Loving the rock walls of Jackson Hole


Settling down at home again has not been easy. But it is time to start major training for the spring 08 challenge. I returned to Pilates, to Kareem, my personal trainer at a gym, not yet tap dancing, but I am back at my daily tennis workout with Charlie. This routine got me in shape for the extraordinary trip through South America which is covered in detail on the blog. Maybe I realized I wasn’t so old as to have to pass up extreme challenges, so I started making lists of the hundred things I wanted to do before I die. The secret would be in getting fit and believing I can do anything if I arrange my habits to accomplish my dreams. No more "you can’t do it because you are female," or because you are too old, or because you are too fat. No more excuses.

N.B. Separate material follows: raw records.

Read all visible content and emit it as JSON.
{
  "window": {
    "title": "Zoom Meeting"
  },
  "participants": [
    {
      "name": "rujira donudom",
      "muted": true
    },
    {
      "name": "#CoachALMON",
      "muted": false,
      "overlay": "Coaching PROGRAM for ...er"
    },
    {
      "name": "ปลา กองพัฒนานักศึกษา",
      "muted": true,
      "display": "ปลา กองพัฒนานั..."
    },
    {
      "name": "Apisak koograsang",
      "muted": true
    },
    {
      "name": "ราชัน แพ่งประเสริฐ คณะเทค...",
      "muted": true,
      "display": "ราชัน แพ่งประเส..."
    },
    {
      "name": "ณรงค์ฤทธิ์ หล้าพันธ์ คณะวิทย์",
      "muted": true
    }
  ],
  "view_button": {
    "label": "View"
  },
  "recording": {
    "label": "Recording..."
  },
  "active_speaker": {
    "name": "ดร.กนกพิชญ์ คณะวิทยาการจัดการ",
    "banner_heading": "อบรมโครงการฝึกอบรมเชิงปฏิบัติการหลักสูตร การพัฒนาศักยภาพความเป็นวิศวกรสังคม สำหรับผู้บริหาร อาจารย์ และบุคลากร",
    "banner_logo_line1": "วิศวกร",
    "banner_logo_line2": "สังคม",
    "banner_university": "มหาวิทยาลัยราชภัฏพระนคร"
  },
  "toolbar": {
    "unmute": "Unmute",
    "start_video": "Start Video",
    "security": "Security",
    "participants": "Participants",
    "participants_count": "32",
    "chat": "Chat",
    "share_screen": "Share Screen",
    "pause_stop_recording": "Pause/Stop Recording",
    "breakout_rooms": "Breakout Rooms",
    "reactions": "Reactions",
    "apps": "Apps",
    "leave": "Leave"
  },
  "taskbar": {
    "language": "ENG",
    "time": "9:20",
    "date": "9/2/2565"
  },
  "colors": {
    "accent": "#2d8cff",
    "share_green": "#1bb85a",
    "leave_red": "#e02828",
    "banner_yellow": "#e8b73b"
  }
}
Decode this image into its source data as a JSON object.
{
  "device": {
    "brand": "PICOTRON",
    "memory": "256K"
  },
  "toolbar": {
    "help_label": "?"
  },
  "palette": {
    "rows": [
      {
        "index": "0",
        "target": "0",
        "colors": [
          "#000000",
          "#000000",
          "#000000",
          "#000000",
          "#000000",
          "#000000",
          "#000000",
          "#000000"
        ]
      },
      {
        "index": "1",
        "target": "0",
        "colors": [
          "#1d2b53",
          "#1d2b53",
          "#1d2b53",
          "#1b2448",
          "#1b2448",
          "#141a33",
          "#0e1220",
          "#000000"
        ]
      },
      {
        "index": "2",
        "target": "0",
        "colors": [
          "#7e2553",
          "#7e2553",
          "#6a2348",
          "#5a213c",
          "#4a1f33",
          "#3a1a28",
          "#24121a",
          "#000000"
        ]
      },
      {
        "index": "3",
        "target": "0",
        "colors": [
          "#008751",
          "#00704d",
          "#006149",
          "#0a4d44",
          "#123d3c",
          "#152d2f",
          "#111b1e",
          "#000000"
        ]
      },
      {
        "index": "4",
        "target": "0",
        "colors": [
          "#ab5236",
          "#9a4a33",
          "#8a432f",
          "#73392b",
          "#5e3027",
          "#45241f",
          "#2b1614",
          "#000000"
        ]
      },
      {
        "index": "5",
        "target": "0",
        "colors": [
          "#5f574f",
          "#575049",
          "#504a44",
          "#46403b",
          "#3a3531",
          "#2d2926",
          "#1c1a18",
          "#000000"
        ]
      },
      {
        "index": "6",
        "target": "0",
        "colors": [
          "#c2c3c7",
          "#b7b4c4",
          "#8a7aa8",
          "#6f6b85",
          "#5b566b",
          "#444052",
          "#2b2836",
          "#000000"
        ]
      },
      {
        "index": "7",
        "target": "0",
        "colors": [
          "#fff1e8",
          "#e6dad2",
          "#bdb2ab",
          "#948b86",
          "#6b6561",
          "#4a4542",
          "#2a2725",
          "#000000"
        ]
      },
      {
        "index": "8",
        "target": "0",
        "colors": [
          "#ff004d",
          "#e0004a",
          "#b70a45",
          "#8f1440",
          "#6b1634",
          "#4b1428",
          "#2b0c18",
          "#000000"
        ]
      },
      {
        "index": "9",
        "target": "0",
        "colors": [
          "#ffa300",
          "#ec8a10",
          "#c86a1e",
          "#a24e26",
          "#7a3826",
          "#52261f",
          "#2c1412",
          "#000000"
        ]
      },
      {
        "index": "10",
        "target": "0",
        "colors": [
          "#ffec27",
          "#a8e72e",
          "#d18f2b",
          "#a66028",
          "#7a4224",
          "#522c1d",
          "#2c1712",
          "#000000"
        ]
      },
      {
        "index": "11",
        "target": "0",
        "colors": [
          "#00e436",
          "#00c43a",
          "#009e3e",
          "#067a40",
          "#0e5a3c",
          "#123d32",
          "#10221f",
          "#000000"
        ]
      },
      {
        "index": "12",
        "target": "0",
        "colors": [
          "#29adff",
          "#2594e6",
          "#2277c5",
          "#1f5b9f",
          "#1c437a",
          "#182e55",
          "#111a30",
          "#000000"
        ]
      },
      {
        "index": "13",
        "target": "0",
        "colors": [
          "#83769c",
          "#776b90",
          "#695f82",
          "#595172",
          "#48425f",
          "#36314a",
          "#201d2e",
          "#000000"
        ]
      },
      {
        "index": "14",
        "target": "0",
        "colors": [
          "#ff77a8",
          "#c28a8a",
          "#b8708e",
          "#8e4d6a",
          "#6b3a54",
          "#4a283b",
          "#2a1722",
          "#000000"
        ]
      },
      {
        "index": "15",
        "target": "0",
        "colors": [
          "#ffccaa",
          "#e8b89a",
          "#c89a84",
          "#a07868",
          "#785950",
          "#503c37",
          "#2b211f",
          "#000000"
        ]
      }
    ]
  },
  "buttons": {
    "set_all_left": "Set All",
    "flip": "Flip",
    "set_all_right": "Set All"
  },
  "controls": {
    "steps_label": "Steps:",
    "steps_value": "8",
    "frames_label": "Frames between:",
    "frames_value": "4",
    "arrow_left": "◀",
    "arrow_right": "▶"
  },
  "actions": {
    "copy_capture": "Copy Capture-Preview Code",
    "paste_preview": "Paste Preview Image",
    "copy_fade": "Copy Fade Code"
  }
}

I don’t go to movie theaters or bars (I don’t drink). I do watch American Idol, Today Show, Oprah, America Has Talent, and Dance with the Stars, but my mantra is Law and Order, in all its forms. On my safaris, I take DVDs of their programs to watch on a laptop even when television is an option. At home I follow Sunday football, cheering for former Memphis Tiger record setter DeAngelo Williams (who made two touchdowns on the weekend for Carolina Panthers) and for the Titans, but with tough love, I continue to support the worst team in the NBA, the Grizzlies, my own hometown cheer and yearn for that day we might show up in the positive column. I own season tickets to but haven’t yet been to the University of Memphis basketball games. I don’t want to bring them bad luck, just in case. They are number one to all of us.

I’ve had lots of disappointments in 07 but they won’t drag me down. I just want a couple poems accepted in some publication. But regardless, I’m pushing for a more exciting 08 - taking the challenge, and hopefully writing my life story, after so many requests. (My novel the Lolololo Tree is complete but lies asleep in the closet.) Living is all about the adventure, the risk-taking, the faith, the personal "Yes", the Rocky dance at the end of a challenge. It’s not being afraid to touch someone, to carry on a conversation with those who look lost and lonely, and to make life better for some when I can. But most of all, it’s thanking God every day for the privilege of serving Him.

2 comments:

mariannescott@scottpoint.ca said...

I really like your blog, Audrey. And that you show that no needs to stop traveling just because the thatch on top has grown white. Keep up the good work.

Marianne Scott

Aubergine's Dream said...

Wow, what a year! Loved the narrative. Maybe when you get "old", the Lololo Tree can awaken, when there is more time and you have not so many places to go. Love ya, Kathi